(Collected data entries)
^^^^^^^^

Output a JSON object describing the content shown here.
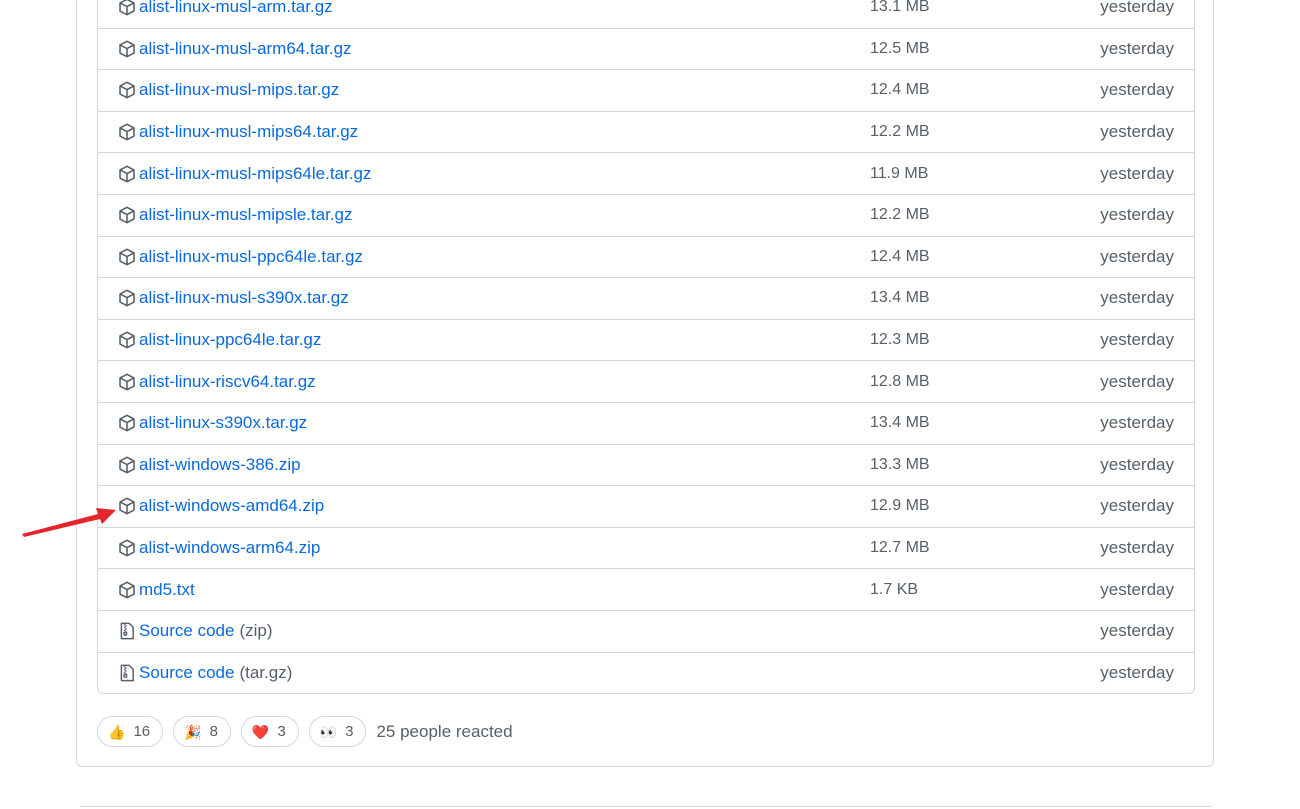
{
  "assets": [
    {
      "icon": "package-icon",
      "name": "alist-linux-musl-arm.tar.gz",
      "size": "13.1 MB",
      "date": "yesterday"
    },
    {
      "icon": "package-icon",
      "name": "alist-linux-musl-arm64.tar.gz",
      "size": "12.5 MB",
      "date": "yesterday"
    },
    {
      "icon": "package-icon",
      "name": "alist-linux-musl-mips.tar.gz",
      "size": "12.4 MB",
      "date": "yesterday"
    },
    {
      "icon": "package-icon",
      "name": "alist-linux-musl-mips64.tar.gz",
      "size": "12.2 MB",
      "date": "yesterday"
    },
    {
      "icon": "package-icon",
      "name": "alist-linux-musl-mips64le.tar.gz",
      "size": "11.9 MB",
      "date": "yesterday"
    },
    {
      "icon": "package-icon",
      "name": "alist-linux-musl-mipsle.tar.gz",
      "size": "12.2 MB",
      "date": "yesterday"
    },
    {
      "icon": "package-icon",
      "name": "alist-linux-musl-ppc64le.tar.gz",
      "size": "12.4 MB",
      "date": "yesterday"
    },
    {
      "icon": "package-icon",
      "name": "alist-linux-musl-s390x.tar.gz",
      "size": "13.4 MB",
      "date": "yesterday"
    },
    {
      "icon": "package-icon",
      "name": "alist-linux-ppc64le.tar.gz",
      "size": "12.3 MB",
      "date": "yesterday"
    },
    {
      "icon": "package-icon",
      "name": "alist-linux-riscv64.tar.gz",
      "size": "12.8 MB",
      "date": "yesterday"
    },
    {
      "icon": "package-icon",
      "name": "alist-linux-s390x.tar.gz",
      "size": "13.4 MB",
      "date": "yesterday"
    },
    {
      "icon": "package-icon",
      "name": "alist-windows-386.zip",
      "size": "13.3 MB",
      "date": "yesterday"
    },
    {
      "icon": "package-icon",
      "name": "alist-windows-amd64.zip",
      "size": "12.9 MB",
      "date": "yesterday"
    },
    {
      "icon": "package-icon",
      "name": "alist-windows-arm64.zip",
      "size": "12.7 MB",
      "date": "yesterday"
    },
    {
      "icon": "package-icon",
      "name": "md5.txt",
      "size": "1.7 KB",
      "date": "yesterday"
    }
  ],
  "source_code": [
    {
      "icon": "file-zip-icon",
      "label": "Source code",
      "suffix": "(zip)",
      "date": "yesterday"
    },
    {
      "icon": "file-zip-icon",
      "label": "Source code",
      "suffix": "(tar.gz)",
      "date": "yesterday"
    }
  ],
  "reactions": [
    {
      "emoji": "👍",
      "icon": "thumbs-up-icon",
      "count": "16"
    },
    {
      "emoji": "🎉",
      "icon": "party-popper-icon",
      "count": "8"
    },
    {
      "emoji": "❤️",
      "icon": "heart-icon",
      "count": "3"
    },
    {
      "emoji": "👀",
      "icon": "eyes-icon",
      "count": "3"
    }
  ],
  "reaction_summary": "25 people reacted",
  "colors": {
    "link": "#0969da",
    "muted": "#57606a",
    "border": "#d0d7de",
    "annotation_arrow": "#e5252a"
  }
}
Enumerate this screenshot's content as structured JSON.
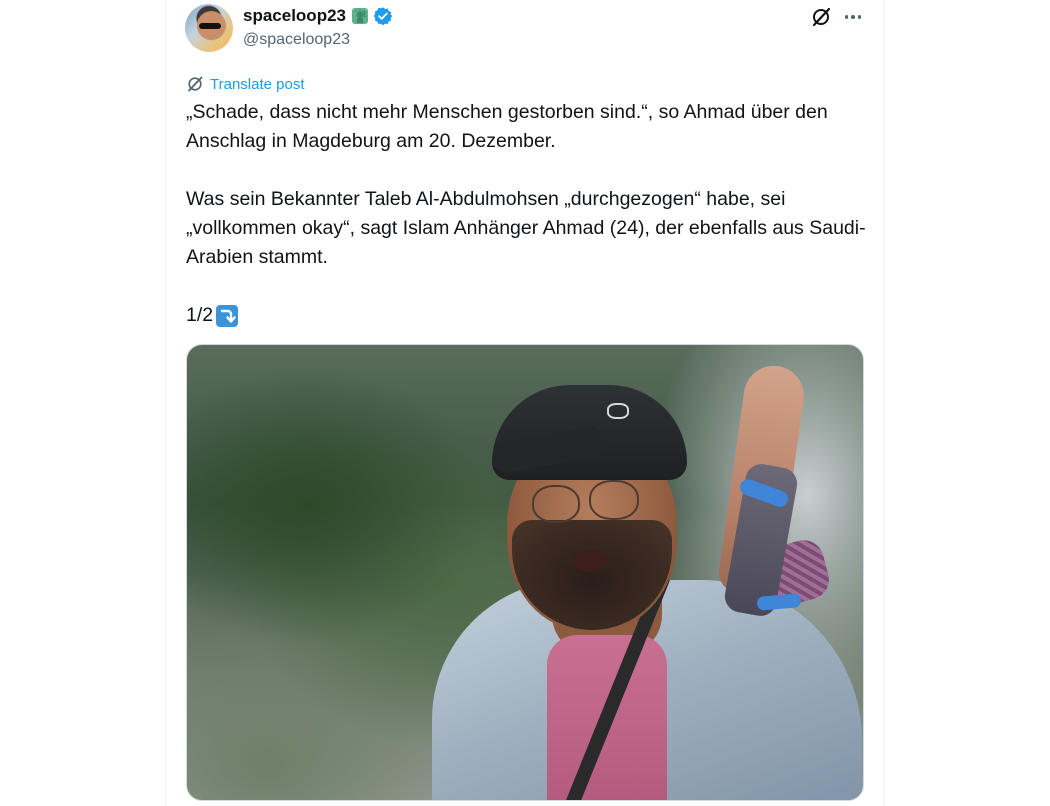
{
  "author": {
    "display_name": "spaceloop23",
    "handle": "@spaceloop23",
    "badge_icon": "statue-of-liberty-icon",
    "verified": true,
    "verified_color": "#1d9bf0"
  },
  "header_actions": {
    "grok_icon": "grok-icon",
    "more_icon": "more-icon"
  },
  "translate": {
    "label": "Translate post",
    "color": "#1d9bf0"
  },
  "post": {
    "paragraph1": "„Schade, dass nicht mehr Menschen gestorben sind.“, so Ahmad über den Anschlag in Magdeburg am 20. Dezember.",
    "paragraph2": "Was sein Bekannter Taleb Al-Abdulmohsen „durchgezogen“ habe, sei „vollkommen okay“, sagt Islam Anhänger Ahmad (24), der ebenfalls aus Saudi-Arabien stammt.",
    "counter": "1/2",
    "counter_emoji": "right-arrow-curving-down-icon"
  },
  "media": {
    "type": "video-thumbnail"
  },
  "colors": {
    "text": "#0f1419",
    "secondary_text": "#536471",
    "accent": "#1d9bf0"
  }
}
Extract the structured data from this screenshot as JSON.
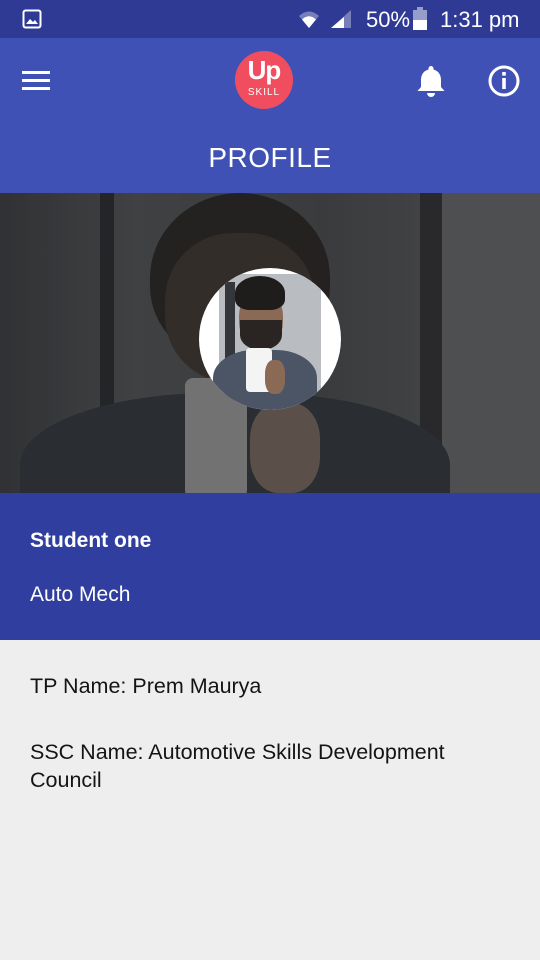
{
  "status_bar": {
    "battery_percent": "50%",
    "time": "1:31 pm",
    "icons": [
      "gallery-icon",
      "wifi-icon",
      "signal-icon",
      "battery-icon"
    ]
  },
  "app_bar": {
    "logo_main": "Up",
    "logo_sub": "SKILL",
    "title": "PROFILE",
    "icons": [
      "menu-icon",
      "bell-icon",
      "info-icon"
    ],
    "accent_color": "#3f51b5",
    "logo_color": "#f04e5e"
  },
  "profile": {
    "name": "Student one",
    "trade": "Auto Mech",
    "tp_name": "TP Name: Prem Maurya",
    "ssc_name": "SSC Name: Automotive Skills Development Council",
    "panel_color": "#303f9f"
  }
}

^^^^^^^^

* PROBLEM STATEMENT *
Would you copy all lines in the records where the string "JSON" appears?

* REPLY TO THE EXERCISE *
Output a JSON object describing the content shown here.
Enumerate this screenshot's content as structured JSON.
Extract the structured data from this screenshot as JSON.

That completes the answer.